> **Work request**: Nothing but an exact reproduction of the records, pictures excluded, should be returned.

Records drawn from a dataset
------------------------------
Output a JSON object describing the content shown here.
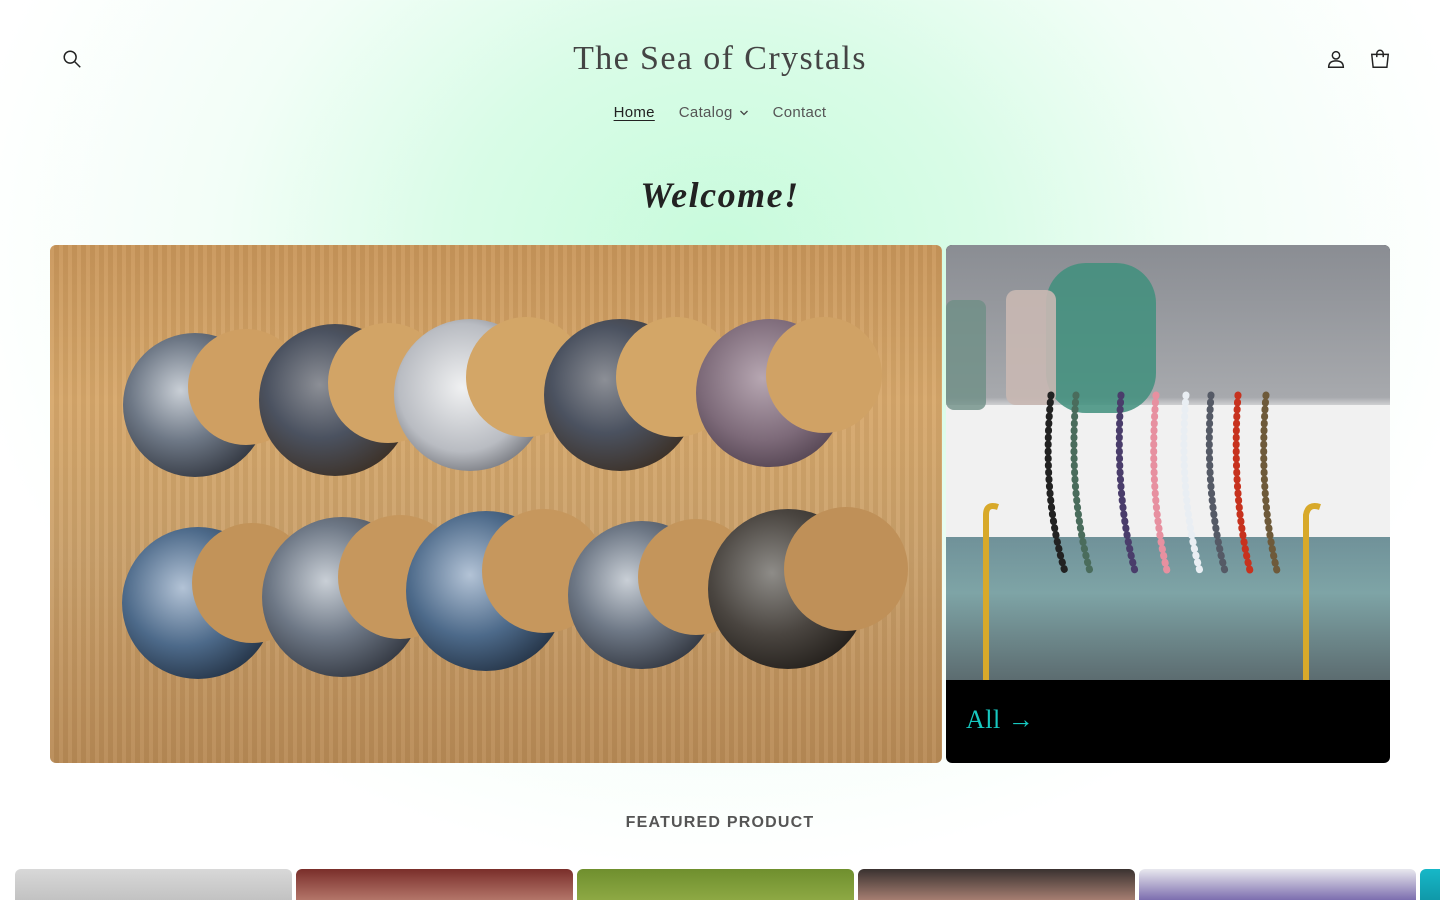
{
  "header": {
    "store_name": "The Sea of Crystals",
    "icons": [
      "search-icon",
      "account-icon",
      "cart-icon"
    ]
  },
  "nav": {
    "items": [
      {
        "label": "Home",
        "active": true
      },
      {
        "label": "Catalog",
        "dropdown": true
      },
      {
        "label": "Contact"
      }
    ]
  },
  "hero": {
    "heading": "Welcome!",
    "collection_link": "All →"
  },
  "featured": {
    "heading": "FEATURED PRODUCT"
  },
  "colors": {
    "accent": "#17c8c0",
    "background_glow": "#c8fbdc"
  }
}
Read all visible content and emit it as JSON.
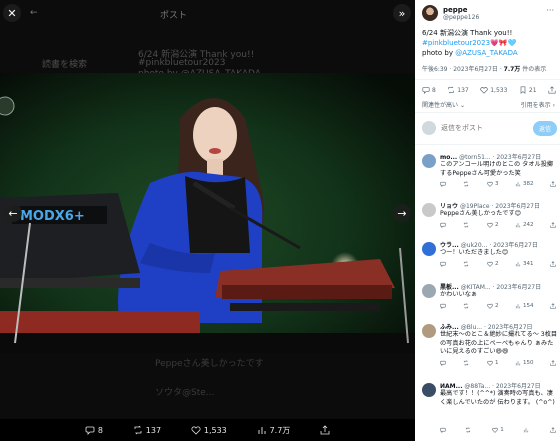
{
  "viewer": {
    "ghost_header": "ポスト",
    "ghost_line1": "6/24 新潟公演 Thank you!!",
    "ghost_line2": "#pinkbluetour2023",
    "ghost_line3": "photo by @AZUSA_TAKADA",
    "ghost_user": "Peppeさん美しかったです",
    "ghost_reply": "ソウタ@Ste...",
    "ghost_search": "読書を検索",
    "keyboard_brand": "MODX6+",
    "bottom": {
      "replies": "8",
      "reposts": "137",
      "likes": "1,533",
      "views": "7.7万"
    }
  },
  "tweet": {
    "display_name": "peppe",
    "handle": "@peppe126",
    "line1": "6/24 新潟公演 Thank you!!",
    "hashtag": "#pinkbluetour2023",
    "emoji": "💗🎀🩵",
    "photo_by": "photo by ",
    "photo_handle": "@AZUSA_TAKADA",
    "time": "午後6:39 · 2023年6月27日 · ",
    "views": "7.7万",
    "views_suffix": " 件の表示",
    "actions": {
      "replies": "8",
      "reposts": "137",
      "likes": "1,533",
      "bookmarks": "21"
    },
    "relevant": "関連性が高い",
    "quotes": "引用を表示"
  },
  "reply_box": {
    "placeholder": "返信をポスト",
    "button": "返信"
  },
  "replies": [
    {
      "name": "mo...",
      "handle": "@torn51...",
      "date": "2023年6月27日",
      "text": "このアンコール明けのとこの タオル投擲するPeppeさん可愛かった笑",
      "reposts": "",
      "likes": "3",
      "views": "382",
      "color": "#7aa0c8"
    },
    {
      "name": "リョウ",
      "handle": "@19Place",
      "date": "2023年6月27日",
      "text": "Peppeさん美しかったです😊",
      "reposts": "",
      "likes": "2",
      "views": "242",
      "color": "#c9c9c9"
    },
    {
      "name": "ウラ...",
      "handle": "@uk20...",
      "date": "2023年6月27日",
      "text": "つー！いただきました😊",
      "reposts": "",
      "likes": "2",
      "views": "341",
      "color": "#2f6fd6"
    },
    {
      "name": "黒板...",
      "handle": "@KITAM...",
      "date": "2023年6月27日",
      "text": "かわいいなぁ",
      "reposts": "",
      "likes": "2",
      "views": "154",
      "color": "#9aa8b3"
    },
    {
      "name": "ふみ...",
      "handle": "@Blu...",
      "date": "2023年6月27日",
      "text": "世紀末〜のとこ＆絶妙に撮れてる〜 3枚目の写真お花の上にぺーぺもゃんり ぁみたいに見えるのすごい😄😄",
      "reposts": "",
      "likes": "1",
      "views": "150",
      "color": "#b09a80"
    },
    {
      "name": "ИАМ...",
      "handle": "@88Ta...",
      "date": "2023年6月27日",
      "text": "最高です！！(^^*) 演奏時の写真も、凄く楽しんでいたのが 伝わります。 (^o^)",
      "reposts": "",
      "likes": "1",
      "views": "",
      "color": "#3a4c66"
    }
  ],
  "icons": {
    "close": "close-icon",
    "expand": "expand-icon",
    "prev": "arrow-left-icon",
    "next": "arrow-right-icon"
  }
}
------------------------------
> **Written answer**:
Output a JSON object describing the content shown here.
{
  "header": {
    "store_name": "The Sea of Crystals",
    "icons": [
      "search-icon",
      "account-icon",
      "cart-icon"
    ]
  },
  "nav": {
    "items": [
      {
        "label": "Home",
        "active": true
      },
      {
        "label": "Catalog",
        "dropdown": true
      },
      {
        "label": "Contact"
      }
    ]
  },
  "hero": {
    "heading": "Welcome!",
    "collection_link": "All →"
  },
  "featured": {
    "heading": "FEATURED PRODUCT"
  },
  "colors": {
    "accent": "#17c8c0",
    "background_glow": "#c8fbdc"
  }
}
Read all visible content and emit it as JSON.
{
  "viewer": {
    "ghost_header": "ポスト",
    "ghost_line1": "6/24 新潟公演 Thank you!!",
    "ghost_line2": "#pinkbluetour2023",
    "ghost_line3": "photo by @AZUSA_TAKADA",
    "ghost_user": "Peppeさん美しかったです",
    "ghost_reply": "ソウタ@Ste...",
    "ghost_search": "読書を検索",
    "keyboard_brand": "MODX6+",
    "bottom": {
      "replies": "8",
      "reposts": "137",
      "likes": "1,533",
      "views": "7.7万"
    }
  },
  "tweet": {
    "display_name": "peppe",
    "handle": "@peppe126",
    "line1": "6/24 新潟公演 Thank you!!",
    "hashtag": "#pinkbluetour2023",
    "emoji": "💗🎀🩵",
    "photo_by": "photo by ",
    "photo_handle": "@AZUSA_TAKADA",
    "time": "午後6:39 · 2023年6月27日 · ",
    "views": "7.7万",
    "views_suffix": " 件の表示",
    "actions": {
      "replies": "8",
      "reposts": "137",
      "likes": "1,533",
      "bookmarks": "21"
    },
    "relevant": "関連性が高い",
    "quotes": "引用を表示"
  },
  "reply_box": {
    "placeholder": "返信をポスト",
    "button": "返信"
  },
  "replies": [
    {
      "name": "mo...",
      "handle": "@torn51...",
      "date": "2023年6月27日",
      "text": "このアンコール明けのとこの タオル投擲するPeppeさん可愛かった笑",
      "reposts": "",
      "likes": "3",
      "views": "382",
      "color": "#7aa0c8"
    },
    {
      "name": "リョウ",
      "handle": "@19Place",
      "date": "2023年6月27日",
      "text": "Peppeさん美しかったです😊",
      "reposts": "",
      "likes": "2",
      "views": "242",
      "color": "#c9c9c9"
    },
    {
      "name": "ウラ...",
      "handle": "@uk20...",
      "date": "2023年6月27日",
      "text": "つー！いただきました😊",
      "reposts": "",
      "likes": "2",
      "views": "341",
      "color": "#2f6fd6"
    },
    {
      "name": "黒板...",
      "handle": "@KITAM...",
      "date": "2023年6月27日",
      "text": "かわいいなぁ",
      "reposts": "",
      "likes": "2",
      "views": "154",
      "color": "#9aa8b3"
    },
    {
      "name": "ふみ...",
      "handle": "@Blu...",
      "date": "2023年6月27日",
      "text": "世紀末〜のとこ＆絶妙に撮れてる〜 3枚目の写真お花の上にぺーぺもゃんり ぁみたいに見えるのすごい😄😄",
      "reposts": "",
      "likes": "1",
      "views": "150",
      "color": "#b09a80"
    },
    {
      "name": "ИАМ...",
      "handle": "@88Ta...",
      "date": "2023年6月27日",
      "text": "最高です！！(^^*) 演奏時の写真も、凄く楽しんでいたのが 伝わります。 (^o^)",
      "reposts": "",
      "likes": "1",
      "views": "",
      "color": "#3a4c66"
    }
  ],
  "icons": {
    "close": "close-icon",
    "expand": "expand-icon",
    "prev": "arrow-left-icon",
    "next": "arrow-right-icon"
  }
}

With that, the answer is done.